Steamboat Springs Local chiropractor David Criste's ongoing legal dispute with the city of Steamboat Springs will go to District Court here this week.
Judge Richard Doucette is expected to hear the city's civil case seeking injunctive relief against Criste, as well as Criste's counterclaim. The trial begins at 8:30 a.m. Tuesday and is scheduled to continue through Thursday.
Witnesses scheduled to be called in this weeks civil trial of David Criste vs. the city of Steamboat Springs: For the plaintiff: City Attorney Tony Lettunich will call the following witnesses: former building department officials Ron Goodrich and Celeste Bacon, former city planners Karen Campbell and Anne Muhme, local surveyor Greg Hermann, former city manager Van James. In addition, Lettunich may call Jake Henry, David Criste and former city planner Karl Gabrielson to testify. For the defendant: Attorney Edward Serr will call the following witnesses: local banker Jim Simon, Goodrich, Paul Wellman, David Criste. In addition, Serr may may call the following witnesses to testify: Henry, City Council President Kevin Bennett, City Councilwoman Arianthtettner, Leslie Lovejoy, Bacon, Marty Pearlman, Muhme, Campbell and Paul Hands.
If the city prevails, Criste would be required to make his building at 434 Oak St. comply with his original 1993 development permit for an addition to his office and residence. In practical terms, that could mean he would have to tear down the addition, which is largely complete. If Criste prevails, the city could have to allow him to complete the addition.
This week's court case is a "trial to the court" meaning there will not be a jury. However City Attorney Tony Lettunich, and Criste's attorney, Edward Serr, are both expected to call witnesses.
Criste already has initiated a second lawsuit against the city. Filed in U.S. District Court in Denver in March, it alleges the city has violated Criste's civil rights and seeks an unspecified monetary award.
The dispute between Criste and the city revolves around his second-story addition and two levels of approval he had to acquire from the city. The first is the development permit, which was approved by the city Planning Commission and City Council. The second is a building permit, issued by the county building department and signed off on by a city planning official.
Both sides agree that the development permit requires that the second-story addition follow the footprint of the existing building and encroach no further into the building's side setbacks. They further agree that when Criste sought a building permit on May 15, 1995, his plans had changed to include a steel support structure that extended further into the setbacks than the original building, and that he was aware of that fact.

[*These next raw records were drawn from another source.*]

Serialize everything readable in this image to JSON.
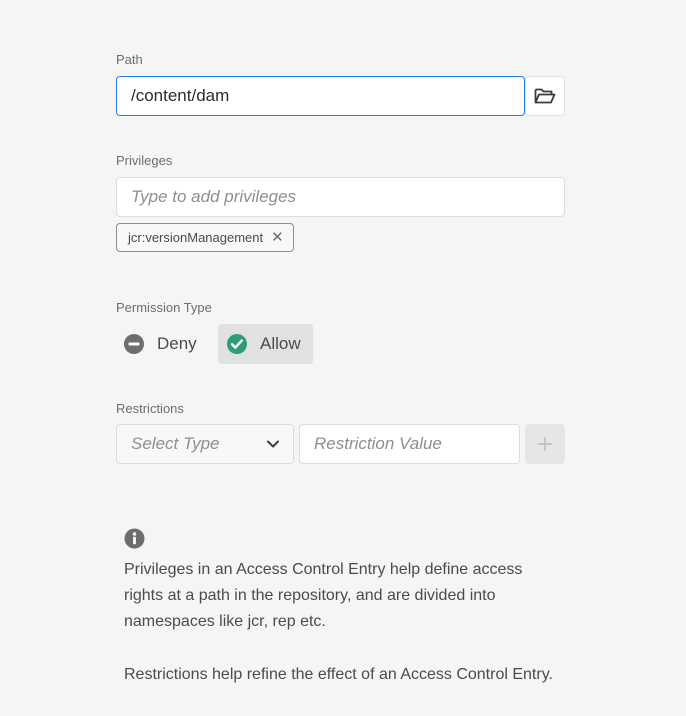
{
  "path": {
    "label": "Path",
    "value": "/content/dam",
    "browse_icon": "folder-open-icon"
  },
  "privileges": {
    "label": "Privileges",
    "placeholder": "Type to add privileges",
    "tags": [
      {
        "label": "jcr:versionManagement",
        "remove_icon": "close-icon"
      }
    ]
  },
  "permission_type": {
    "label": "Permission Type",
    "options": [
      {
        "label": "Deny",
        "icon": "minus-circle-icon",
        "selected": false
      },
      {
        "label": "Allow",
        "icon": "check-circle-icon",
        "selected": true
      }
    ]
  },
  "restrictions": {
    "label": "Restrictions",
    "type_placeholder": "Select Type",
    "value_placeholder": "Restriction Value",
    "add_icon": "plus-icon"
  },
  "info": {
    "icon": "info-icon",
    "paragraph1": "Privileges in an Access Control Entry help define access rights at a path in the repository, and are divided into namespaces like jcr, rep etc.",
    "paragraph2": "Restrictions help refine the effect of an Access Control Entry."
  },
  "colors": {
    "focus": "#2680eb",
    "allow_check": "#2d9d78",
    "deny_icon": "#6e6e6e"
  }
}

Criste's attorney can be expected to argue that the city should have been aware of the changes to the plan when the city planning department signed off on the building permits. The city, in turn, can be expected to try to persuade the judge that Criste deliberately sought to mislead the city about the changes to his project.

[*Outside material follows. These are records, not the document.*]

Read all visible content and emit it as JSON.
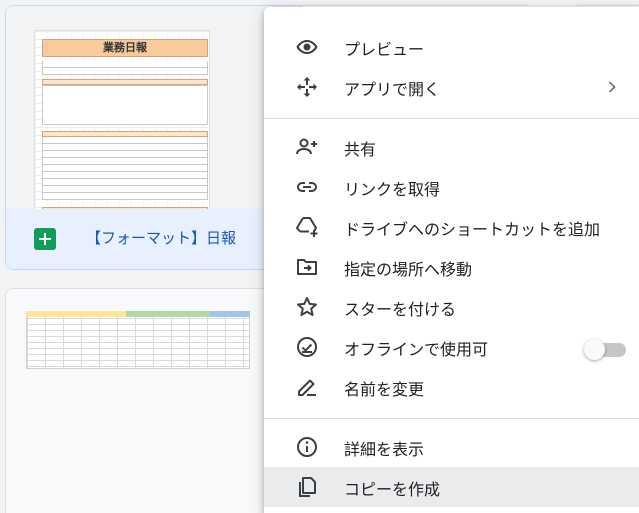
{
  "files": [
    {
      "title": "【フォーマット】日報",
      "type_icon": "google-sheets-icon",
      "thumbnail_heading": "業務日報"
    },
    {
      "type_icon": "google-sheets-icon"
    }
  ],
  "context_menu": {
    "items": [
      {
        "label": "プレビュー",
        "icon": "eye-icon"
      },
      {
        "label": "アプリで開く",
        "icon": "move-arrows-icon",
        "has_submenu": true
      },
      {
        "label": "共有",
        "icon": "person-add-icon"
      },
      {
        "label": "リンクを取得",
        "icon": "link-icon"
      },
      {
        "label": "ドライブへのショートカットを追加",
        "icon": "drive-shortcut-icon"
      },
      {
        "label": "指定の場所へ移動",
        "icon": "folder-move-icon"
      },
      {
        "label": "スターを付ける",
        "icon": "star-icon"
      },
      {
        "label": "オフラインで使用可",
        "icon": "offline-check-icon",
        "toggle_on": false
      },
      {
        "label": "名前を変更",
        "icon": "pencil-icon"
      },
      {
        "label": "詳細を表示",
        "icon": "info-icon"
      },
      {
        "label": "コピーを作成",
        "icon": "copy-icon",
        "highlighted": true
      }
    ]
  },
  "colors": {
    "selected_card": "#e8f0fe",
    "file_title_text": "#1a56b8",
    "sheets_green": "#0f9d58",
    "menu_hover": "#eaebec"
  }
}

Lawsuit seven years in the making
The story of Criste's attempts to add onto his building goes back seven years.
According to Serr, his client first submitted an application for a development permit to allow a second story addition to his building on March 31, 1993. The permit was subsequently approved.

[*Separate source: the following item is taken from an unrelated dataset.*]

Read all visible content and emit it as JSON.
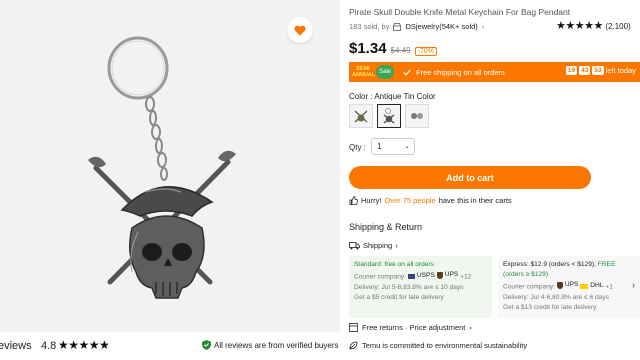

Criste later learned from his contractors that, in order to build the second story, he would need to add six steel support columns around the outside of the existing building. He submitted his application for a building permit in May 1995.
Serr acknowledges that Criste "was aware that the steel design encroached further into the setbacks than did the original structure," and that he did not seek to amend his development permit to allow the further encroachment into the side setbacks in 1995. However, Criste and his attorney say his construction drawings, reflecting the change, were submitted to city planning as a normal part of the building permit process and were signed off on.
Criste had his concrete foundation poured in late 1995 and the steel frame was being erected in August 1996. Later in the same month, the city asked the building department to issue a "cessation order," according to the lawsuit. Discussions ensued and the stop-work order was lifted on Aug. 23, 1996.
Criste had agreed to seek revision to his development permit, a process that stretched into March 1997, when the petition was denied by City Council.
Criste filed a lawsuit seeking $1.1 million in damages, but a court ruled for the city, saying Criste had not exhausted his administrative remedies because he had not requested that the city grant a variance for his building. Criste went through the variance process and was again denied.
Attempts to settle the lawsuit last fall weren't productive.
To reach Tom Ross call 871-4210 or e-mail email@example.com